Omega-3 fortified products making their mark – but is it as popular as analysts think?

Posted by Daniel Palmer on 9th October 2008

Over two-thirds of consumers report they are now aware of Omega-3 fatty acids, and over a third routinely consume products with Omega-3. The net result is an average annual increase in the Omega-3 product market of over 30 per cent since 2000, but skeptics remain about the true success of Omega-3 fortified products.

Market analysts Frost & Sullivan recently completed a whitepaper entitled ‘Flax-based Omega-3 Alpha Linolenic Acid: The Shape of Things to Come’ that highlights the key benefits valued by consumers of flax-based Omega-3 ALA – one of the three most prominent types of the healthy fatty acid.

“Increased media attention regarding obesity, cardiovascular disease, diabetes, and rising healthcare costs has had a permanent influence on consumer awareness of their own habits,” notes Frost & Sullivan Research Analyst Christopher Shanahan. “Consumers increasingly look to functional foods … as a way to offset the odds of paying for higher medical care and pharmaceuticals in the future.”

There are still many unmet needs with respect to providing an optimal balance of essential fatty acids.

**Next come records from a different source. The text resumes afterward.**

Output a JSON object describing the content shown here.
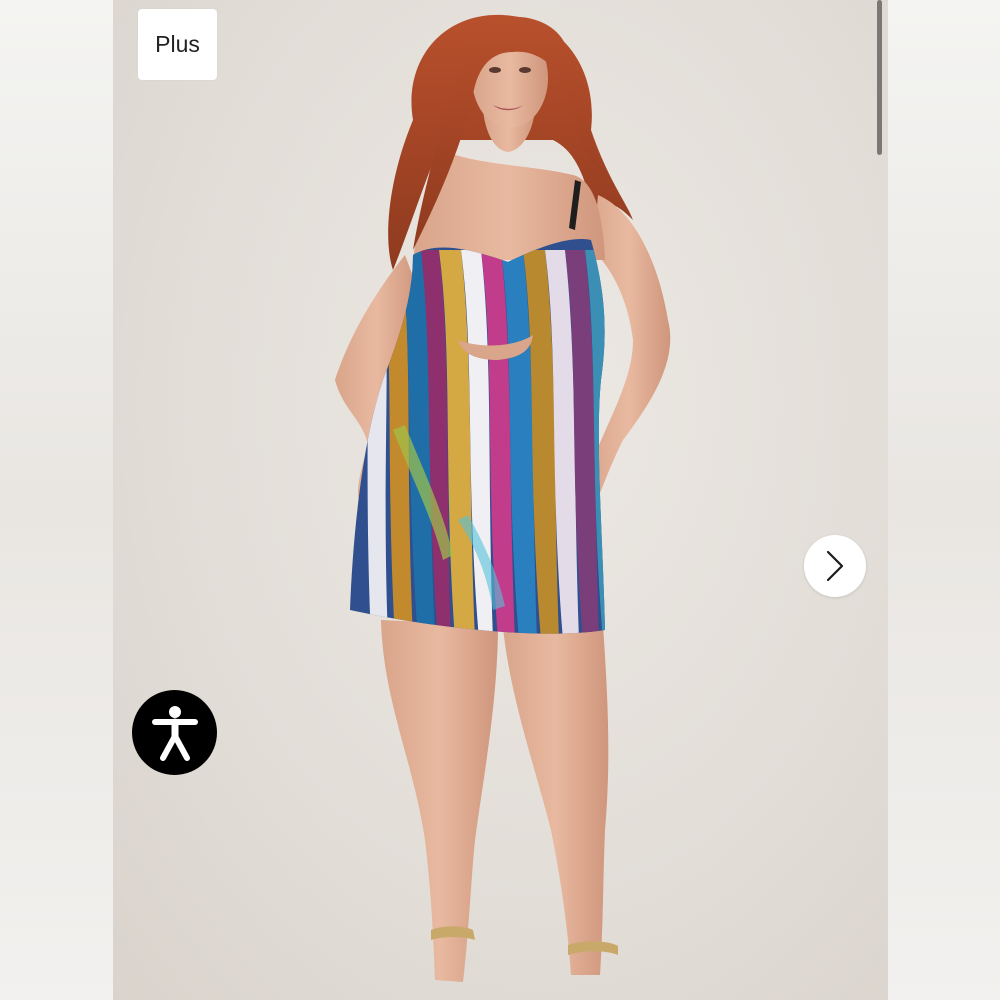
{
  "badge": {
    "label": "Plus"
  },
  "gallery": {
    "next_icon": "chevron-right-icon",
    "photo_subject": "model-wearing-sequin-mini-dress"
  },
  "accessibility": {
    "icon": "accessibility-person-icon"
  },
  "colors": {
    "page_bg": "#f1efed",
    "badge_bg": "#ffffff",
    "accessibility_bg": "#000000",
    "next_button_bg": "#ffffff"
  }
}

This includes the availability of products that offer convenience and flexibility, such as a single product outside of a dietary supplement. Consumers also want products that taste good, can be easily integrated into foods that are already a regular part of their diet, and are cost-effective. Frost & Sullivan believe flax oil with Omega-3 ALA satisfies all of these needs.

“A lot of people do not understand the benefits of flax-based Omega 3 ALA compared to the other Omega-3 sources,” Mr Shanahan suggested. “However, because of the increase in consumer knowledge of Omega-3 and its health benefits, there is no reason why Omega-3 ALA cannot be as valuable as Omega-3 EPA and DHA in the food and food ingredient industries.”

Omega-3 fatty acids, commonly found naturally in seafood, have become a prominent nutrient in a wide range of products from bread to oil and even ice cream. There has, however, been reports this year that the Omega-3 market is not as strong as had been anticipated. Many products that have added the nutrient have often struggled to gain a strong market share, with one of the notable exceptions being Tip-Top Omega-3 bread here in Australia. The rapid growth in the market may, in fact, be due to the increased number of products rather than the popularity of Omega-3 products.

Despite the reported struggles of some manufacturers to reap rewards by using the ingredient, many analysts believe potential for Omega-3 products is still untapped. The functional foods sector is booming and Omega-3 fatty acids are considered one of the healthiest nutrients, hence the bullish outlook. For many, the problem has been incorporating the ingredient without compromising taste, while some others – who have conquered this issue – have had difficulty altering consumer perceptions. Producing the right product is only half the battle, with consumers needing to be convinced that taste isn’t compromised otherwise they will remain reluctant to purchase such products.

After all, perception is everything.